We recently reported on the possibility that VietJet, based in Hanoi, Vietnam, and one of South East Asia’s fastest growing airlines, was seriously looking at setting up their own freighter arm to better serve markets into and out of Vietnam. The country does not (yet) seem too worried about any possible repercussions it might face if the Trans Pacific Partnership (TPP) were to be scratched by the U.S. Trump administration.
Moving forward - is the name of the game
Vietnam joined the TPP in 2008 with eleven other members and it seems that the sky was the limit as investment in light industry and the electronics sector moved ahead rapidly.
No wonder - considering that Vietnam is still high in the league as a production area which has very low wages and hence lower production costs.
The other side of the coin is that exports from Vietnam are heavily dependent on consumer buying in the United States, and the initial worry was that this could be adversely affected if the TPP was outlawed by America.

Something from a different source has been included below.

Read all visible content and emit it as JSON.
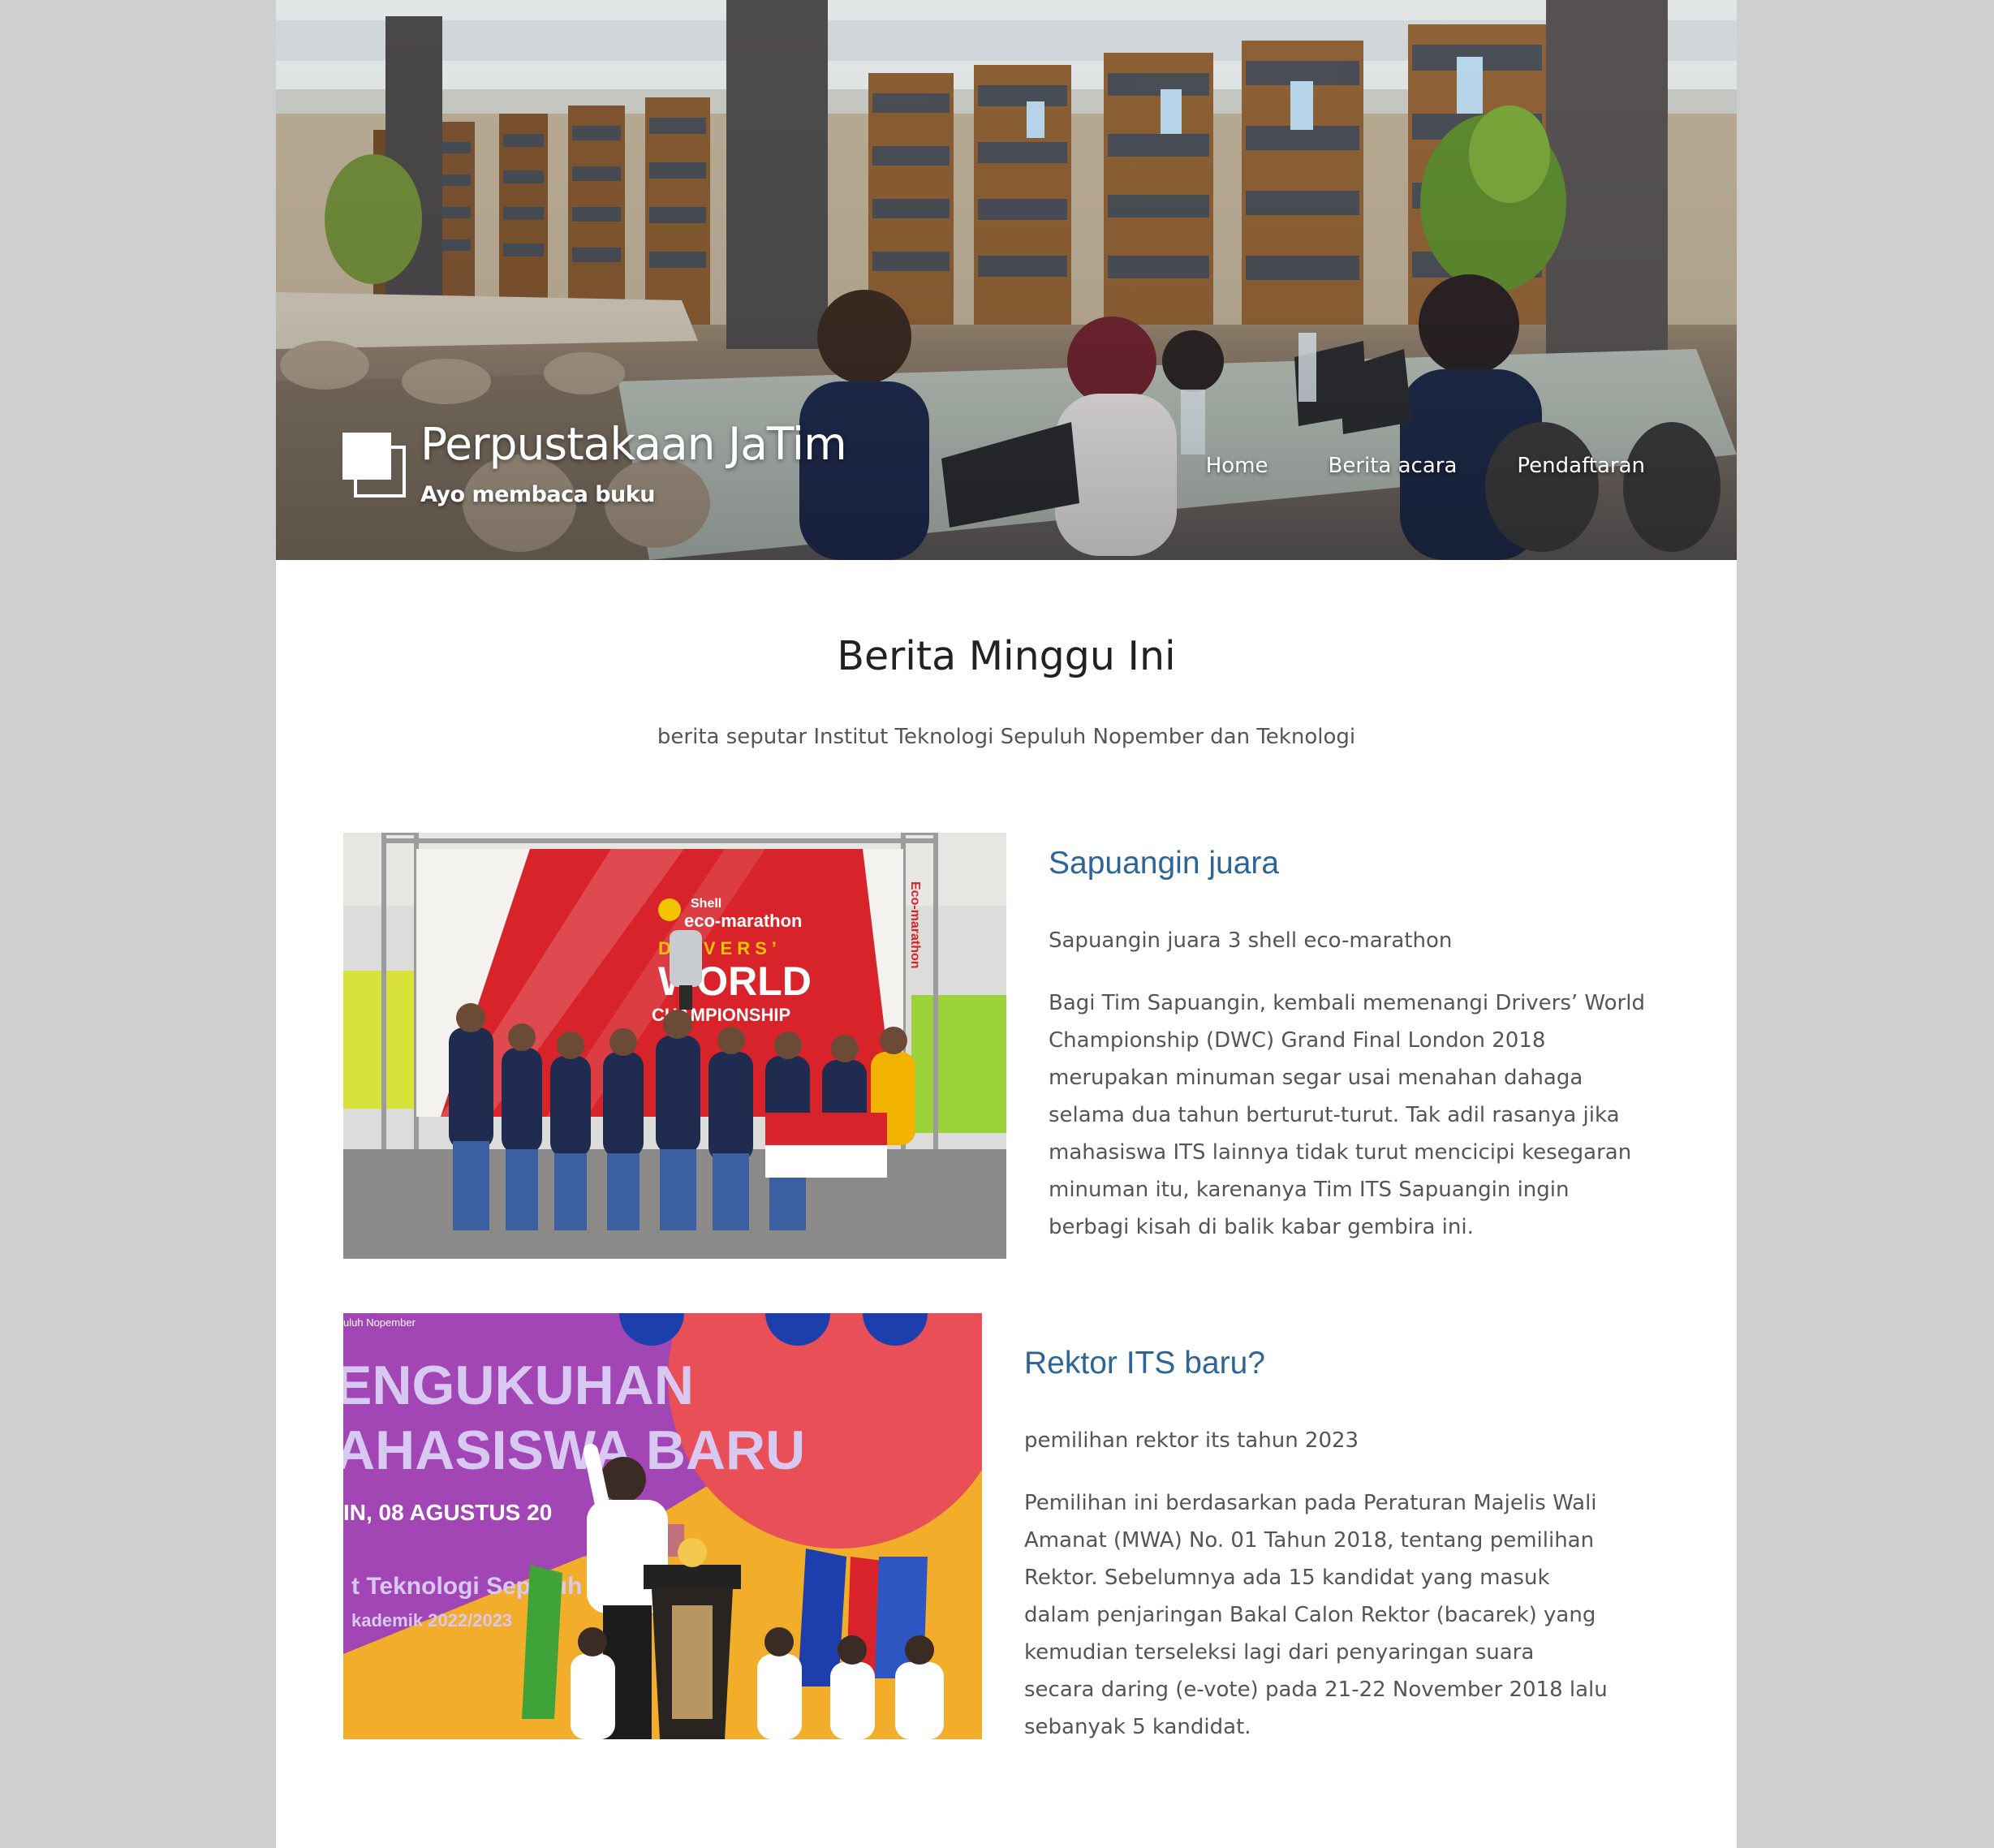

The Vietnamese have always been a flexible nation which has shaken off colonial occupation by France and the U.S. and has since the end of the last Vietnam War positioned itself as an economic force within the region.
Opening up new market opportunities - is Vietnam’s answer

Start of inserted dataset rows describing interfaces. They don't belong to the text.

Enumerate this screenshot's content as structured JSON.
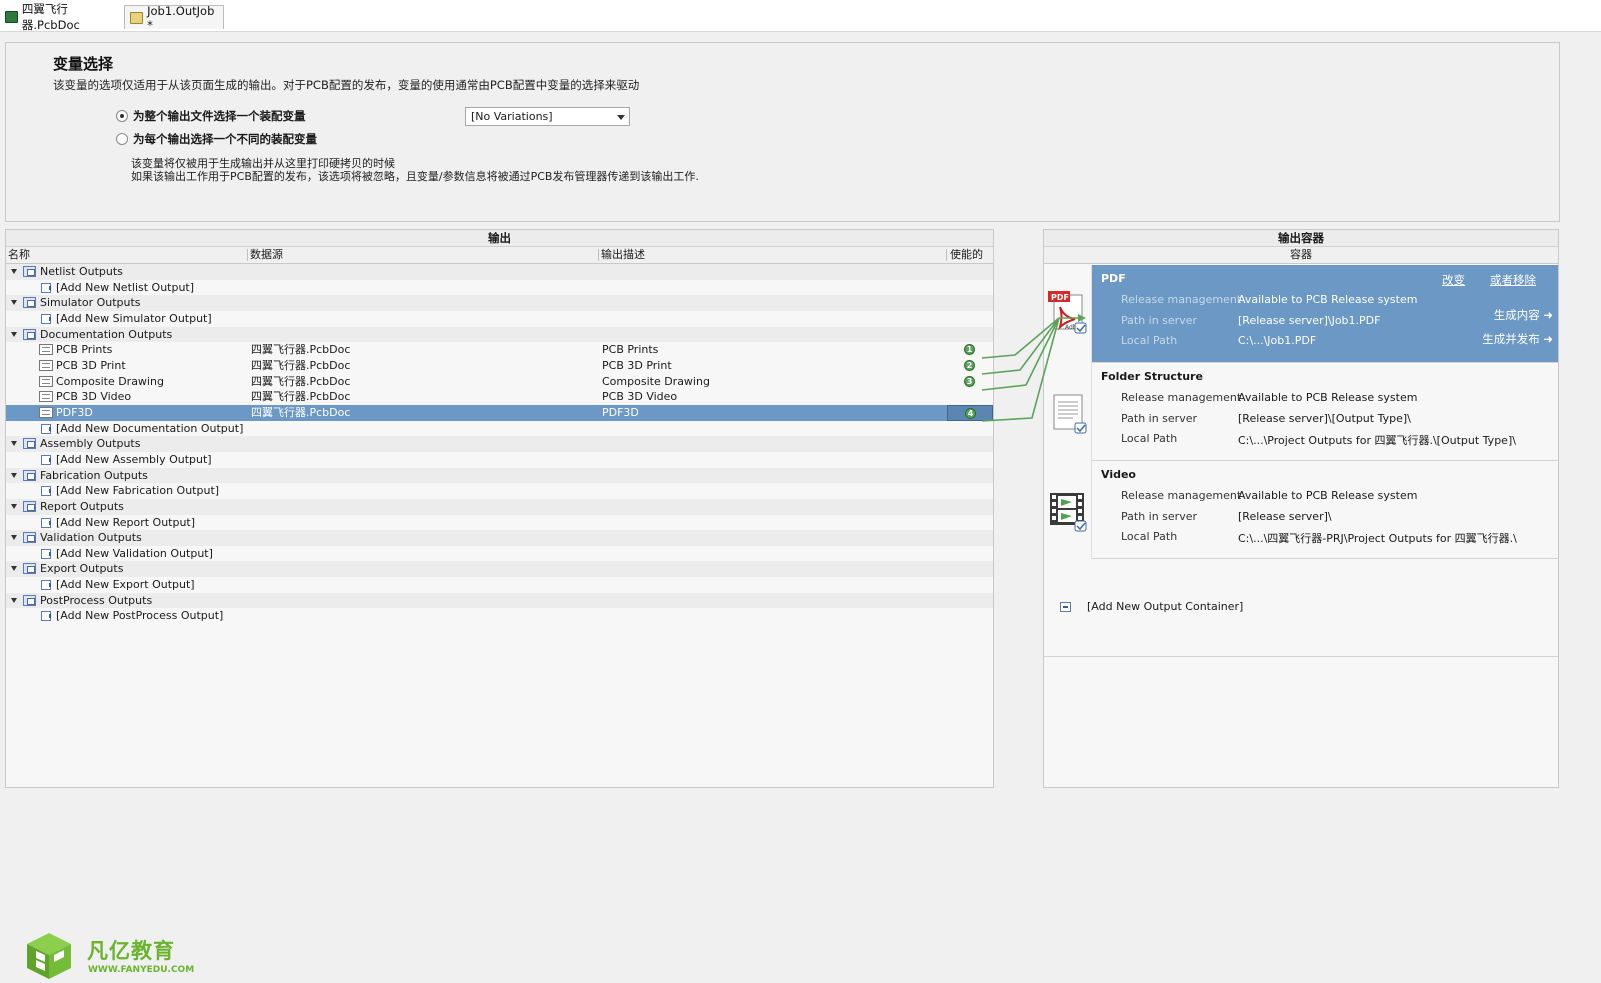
{
  "tabs": [
    {
      "label": "四翼飞行器.PcbDoc"
    },
    {
      "label": "Job1.OutJob *"
    }
  ],
  "variant": {
    "title": "变量选择",
    "description": "该变量的选项仅适用于从该页面生成的输出。对于PCB配置的发布，变量的使用通常由PCB配置中变量的选择来驱动",
    "option_single": "为整个输出文件选择一个装配变量",
    "option_each": "为每个输出选择一个不同的装配变量",
    "select_value": "[No Variations]",
    "note_line1": "该变量将仅被用于生成输出并从这里打印硬拷贝的时候",
    "note_line2": "如果该输出工作用于PCB配置的发布，该选项将被忽略，且变量/参数信息将被通过PCB发布管理器传递到该输出工作."
  },
  "outputs": {
    "panel_title": "输出",
    "columns": {
      "name": "名称",
      "source": "数据源",
      "description": "输出描述",
      "enabled": "使能的"
    },
    "groups": [
      {
        "name": "Netlist Outputs",
        "add": "[Add New Netlist Output]",
        "items": []
      },
      {
        "name": "Simulator Outputs",
        "add": "[Add New Simulator Output]",
        "items": []
      },
      {
        "name": "Documentation Outputs",
        "add": "[Add New Documentation Output]",
        "items": [
          {
            "name": "PCB Prints",
            "source": "四翼飞行器.PcbDoc",
            "desc": "PCB Prints",
            "enabled": "1"
          },
          {
            "name": "PCB 3D Print",
            "source": "四翼飞行器.PcbDoc",
            "desc": "PCB 3D Print",
            "enabled": "2"
          },
          {
            "name": "Composite Drawing",
            "source": "四翼飞行器.PcbDoc",
            "desc": "Composite Drawing",
            "enabled": "3"
          },
          {
            "name": "PCB 3D Video",
            "source": "四翼飞行器.PcbDoc",
            "desc": "PCB 3D Video",
            "enabled": ""
          },
          {
            "name": "PDF3D",
            "source": "四翼飞行器.PcbDoc",
            "desc": "PDF3D",
            "enabled": "4",
            "selected": true
          }
        ]
      },
      {
        "name": "Assembly Outputs",
        "add": "[Add New Assembly Output]",
        "items": []
      },
      {
        "name": "Fabrication Outputs",
        "add": "[Add New Fabrication Output]",
        "items": []
      },
      {
        "name": "Report Outputs",
        "add": "[Add New Report Output]",
        "items": []
      },
      {
        "name": "Validation Outputs",
        "add": "[Add New Validation Output]",
        "items": []
      },
      {
        "name": "Export Outputs",
        "add": "[Add New Export Output]",
        "items": []
      },
      {
        "name": "PostProcess Outputs",
        "add": "[Add New PostProcess Output]",
        "items": []
      }
    ]
  },
  "containers": {
    "panel_title": "输出容器",
    "sub_header": "容器",
    "cards": [
      {
        "title": "PDF",
        "icon": "pdf-icon",
        "selected": true,
        "rows": [
          {
            "label": "Release management",
            "value": "Available to PCB Release system"
          },
          {
            "label": "Path in server",
            "value": "[Release server]\\Job1.PDF"
          },
          {
            "label": "Local Path",
            "value": "C:\\...\\Job1.PDF"
          }
        ]
      },
      {
        "title": "Folder Structure",
        "icon": "folder-document-icon",
        "selected": false,
        "rows": [
          {
            "label": "Release management",
            "value": "Available to PCB Release system"
          },
          {
            "label": "Path in server",
            "value": "[Release server]\\[Output Type]\\"
          },
          {
            "label": "Local Path",
            "value": "C:\\...\\Project Outputs for 四翼飞行器.\\[Output Type]\\"
          }
        ]
      },
      {
        "title": "Video",
        "icon": "film-icon",
        "selected": false,
        "rows": [
          {
            "label": "Release management",
            "value": "Available to PCB Release system"
          },
          {
            "label": "Path in server",
            "value": "[Release server]\\"
          },
          {
            "label": "Local Path",
            "value": "C:\\...\\四翼飞行器-PRJ\\Project Outputs for 四翼飞行器.\\"
          }
        ]
      }
    ],
    "link_change": "改变",
    "link_remove": "或者移除",
    "action_generate": "生成内容 ➜",
    "action_generate_publish": "生成并发布 ➜",
    "add_container": "[Add New Output Container]"
  },
  "logo": {
    "brand": "凡亿教育",
    "url": "WWW.FANYEDU.COM"
  },
  "colors": {
    "selection": "#6b98c4",
    "connector": "#5aa35a",
    "brand": "#6ab42d"
  }
}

Maybe in the long run it will be of more benefit to Vietnam if they were to do away with their past reliance on America.
This thinking seems to be going through the minds of the economic leaders in the country as they strengthen ties with Europe and possibly look at this area as their main future market.
Vietnam has no problem with the EU free-trade agreement which is planned to kick-in next year.

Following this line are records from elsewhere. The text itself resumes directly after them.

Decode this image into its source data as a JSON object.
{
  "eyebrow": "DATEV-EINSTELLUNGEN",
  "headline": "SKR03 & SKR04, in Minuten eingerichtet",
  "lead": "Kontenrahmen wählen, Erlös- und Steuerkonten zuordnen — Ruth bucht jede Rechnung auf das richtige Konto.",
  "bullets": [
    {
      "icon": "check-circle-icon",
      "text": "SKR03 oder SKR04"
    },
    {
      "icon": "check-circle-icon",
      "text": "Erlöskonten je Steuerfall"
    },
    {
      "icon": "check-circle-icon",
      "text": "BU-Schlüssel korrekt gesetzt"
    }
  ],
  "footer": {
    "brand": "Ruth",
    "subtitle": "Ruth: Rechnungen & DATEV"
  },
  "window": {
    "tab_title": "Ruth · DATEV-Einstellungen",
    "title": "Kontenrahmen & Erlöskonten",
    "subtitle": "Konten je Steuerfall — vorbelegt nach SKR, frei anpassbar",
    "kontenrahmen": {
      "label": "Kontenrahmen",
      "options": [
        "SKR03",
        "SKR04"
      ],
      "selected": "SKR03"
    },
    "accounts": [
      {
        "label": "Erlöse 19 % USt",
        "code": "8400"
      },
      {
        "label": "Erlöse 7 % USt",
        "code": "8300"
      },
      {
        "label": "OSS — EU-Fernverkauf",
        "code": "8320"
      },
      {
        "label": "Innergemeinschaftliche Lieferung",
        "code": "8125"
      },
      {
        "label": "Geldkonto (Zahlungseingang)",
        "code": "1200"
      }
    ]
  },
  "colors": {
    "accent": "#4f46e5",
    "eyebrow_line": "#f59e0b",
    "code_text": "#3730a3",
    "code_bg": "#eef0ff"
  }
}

On the contrary, they see this as a means of increased foreign investment in their own country and a means to increase jobs throughout.
China also plays a positive future role for the Vietnamese economy as the Chinese society becomes more affluent and interest in purchasing Vietnam produced goods picks up.
The main commodity produced in Vietnam are garments followed by a thriving electronics industry which as far as quality is concerned, can keep pace with other production areas.
Air cargo needs a re-look
The more and faster you grow - the more flexible and innovative you have to be.
This already applies to the main airports of Hanoi and Ho Chi Minh, which are fast becoming overloaded with both cargo and passengers and need new facilities.
Some think that it may well be of more advantage for Vietnam if one or two air cargo hubs were to be built outside of the above two mentioned cities, possibly with own runways for speedy and effective operations.
A long way to go before that can become reality.
Vietnam is presently at a crossroad, where they need to know which region they can put their cards on and make fast decisions on future transport infrastructure.
When one considers what they have achieved so far, then there can be no doubt that this country will strive to come out on top in Southeast Asia.
John Mc Donagh